:: THE INPUT ::
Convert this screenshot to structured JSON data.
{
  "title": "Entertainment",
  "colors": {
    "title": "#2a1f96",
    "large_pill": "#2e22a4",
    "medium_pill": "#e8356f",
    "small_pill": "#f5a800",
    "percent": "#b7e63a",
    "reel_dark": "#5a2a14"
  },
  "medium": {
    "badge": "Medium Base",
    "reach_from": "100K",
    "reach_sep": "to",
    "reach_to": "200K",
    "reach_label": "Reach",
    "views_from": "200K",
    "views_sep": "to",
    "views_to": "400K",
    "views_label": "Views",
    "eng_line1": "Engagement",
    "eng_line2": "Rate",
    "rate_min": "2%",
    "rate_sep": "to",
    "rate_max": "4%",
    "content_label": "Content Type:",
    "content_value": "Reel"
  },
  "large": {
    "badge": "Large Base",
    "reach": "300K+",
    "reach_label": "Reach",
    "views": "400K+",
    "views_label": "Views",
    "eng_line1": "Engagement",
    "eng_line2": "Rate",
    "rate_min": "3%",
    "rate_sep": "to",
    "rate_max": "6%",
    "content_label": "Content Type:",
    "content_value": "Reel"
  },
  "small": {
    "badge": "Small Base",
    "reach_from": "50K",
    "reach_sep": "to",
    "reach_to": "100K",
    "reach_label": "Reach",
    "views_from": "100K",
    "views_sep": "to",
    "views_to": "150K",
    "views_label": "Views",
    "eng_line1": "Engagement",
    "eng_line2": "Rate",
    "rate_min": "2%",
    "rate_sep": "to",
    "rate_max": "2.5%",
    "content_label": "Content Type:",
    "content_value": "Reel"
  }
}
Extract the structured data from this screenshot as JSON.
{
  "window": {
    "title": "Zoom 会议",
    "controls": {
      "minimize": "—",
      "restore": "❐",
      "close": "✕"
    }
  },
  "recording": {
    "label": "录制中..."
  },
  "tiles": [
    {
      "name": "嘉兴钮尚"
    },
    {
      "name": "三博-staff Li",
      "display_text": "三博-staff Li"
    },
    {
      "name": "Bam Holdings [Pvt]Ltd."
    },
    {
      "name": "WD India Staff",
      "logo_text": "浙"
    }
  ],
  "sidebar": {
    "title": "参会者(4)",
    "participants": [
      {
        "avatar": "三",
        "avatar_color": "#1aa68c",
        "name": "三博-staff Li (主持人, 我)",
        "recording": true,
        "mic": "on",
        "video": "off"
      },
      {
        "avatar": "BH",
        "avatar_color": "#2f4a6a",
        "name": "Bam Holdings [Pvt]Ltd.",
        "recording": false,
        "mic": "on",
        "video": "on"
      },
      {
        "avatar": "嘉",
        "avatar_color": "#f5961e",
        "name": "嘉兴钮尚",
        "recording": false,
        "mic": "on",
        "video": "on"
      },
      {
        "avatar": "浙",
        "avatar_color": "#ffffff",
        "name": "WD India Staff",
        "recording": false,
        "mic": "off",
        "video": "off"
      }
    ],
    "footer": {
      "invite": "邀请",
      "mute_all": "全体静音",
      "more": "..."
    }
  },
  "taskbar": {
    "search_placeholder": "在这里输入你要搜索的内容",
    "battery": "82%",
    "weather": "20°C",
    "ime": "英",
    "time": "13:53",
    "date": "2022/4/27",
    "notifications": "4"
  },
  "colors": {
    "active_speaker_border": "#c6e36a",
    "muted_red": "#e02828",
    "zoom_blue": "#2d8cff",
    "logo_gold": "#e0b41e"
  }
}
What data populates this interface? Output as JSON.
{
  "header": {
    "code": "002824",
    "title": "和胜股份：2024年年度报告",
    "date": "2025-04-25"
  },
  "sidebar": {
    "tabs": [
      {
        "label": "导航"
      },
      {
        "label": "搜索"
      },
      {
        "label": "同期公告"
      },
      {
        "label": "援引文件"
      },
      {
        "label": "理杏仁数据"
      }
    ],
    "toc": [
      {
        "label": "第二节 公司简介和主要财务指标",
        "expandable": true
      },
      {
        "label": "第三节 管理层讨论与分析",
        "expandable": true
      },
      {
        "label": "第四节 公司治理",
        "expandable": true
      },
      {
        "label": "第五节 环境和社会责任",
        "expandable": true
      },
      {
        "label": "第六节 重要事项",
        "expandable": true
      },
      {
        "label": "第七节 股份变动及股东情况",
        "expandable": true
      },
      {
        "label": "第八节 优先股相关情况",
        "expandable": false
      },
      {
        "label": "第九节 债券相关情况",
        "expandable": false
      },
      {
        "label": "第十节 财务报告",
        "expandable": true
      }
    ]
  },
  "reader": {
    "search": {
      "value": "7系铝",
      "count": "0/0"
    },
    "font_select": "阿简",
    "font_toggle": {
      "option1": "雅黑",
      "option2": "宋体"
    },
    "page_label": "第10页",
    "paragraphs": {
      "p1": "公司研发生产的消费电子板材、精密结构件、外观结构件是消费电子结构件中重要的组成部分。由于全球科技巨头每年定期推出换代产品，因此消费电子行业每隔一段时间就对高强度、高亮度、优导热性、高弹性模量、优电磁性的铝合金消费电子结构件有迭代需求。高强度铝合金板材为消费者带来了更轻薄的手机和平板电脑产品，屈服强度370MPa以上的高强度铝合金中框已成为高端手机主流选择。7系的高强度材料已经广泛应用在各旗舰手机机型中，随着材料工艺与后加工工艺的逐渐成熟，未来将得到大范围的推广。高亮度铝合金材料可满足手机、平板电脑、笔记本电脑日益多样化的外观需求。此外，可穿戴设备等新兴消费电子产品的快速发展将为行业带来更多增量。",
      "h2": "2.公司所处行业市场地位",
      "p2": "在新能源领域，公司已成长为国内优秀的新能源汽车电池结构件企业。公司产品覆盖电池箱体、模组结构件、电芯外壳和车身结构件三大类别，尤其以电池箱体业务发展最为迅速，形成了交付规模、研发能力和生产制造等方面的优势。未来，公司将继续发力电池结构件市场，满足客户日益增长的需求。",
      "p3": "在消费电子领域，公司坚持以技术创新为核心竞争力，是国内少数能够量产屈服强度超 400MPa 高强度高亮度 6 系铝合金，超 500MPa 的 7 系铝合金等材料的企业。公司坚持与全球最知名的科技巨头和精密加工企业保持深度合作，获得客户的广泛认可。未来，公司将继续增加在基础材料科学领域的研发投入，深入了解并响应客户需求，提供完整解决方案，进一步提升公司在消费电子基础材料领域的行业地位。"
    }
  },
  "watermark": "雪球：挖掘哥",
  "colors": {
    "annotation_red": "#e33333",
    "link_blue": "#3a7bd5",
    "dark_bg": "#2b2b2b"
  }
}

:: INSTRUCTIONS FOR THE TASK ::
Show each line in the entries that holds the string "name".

:: EXERCISE RESPONSE ::
      "name": "嘉兴钮尚"
      "name": "三博-staff Li",
      "name": "Bam Holdings [Pvt]Ltd."
      "name": "WD India Staff",
        "name": "三博-staff Li (主持人, 我)",
        "name": "Bam Holdings [Pvt]Ltd.",
        "name": "嘉兴钮尚",
        "name": "WD India Staff",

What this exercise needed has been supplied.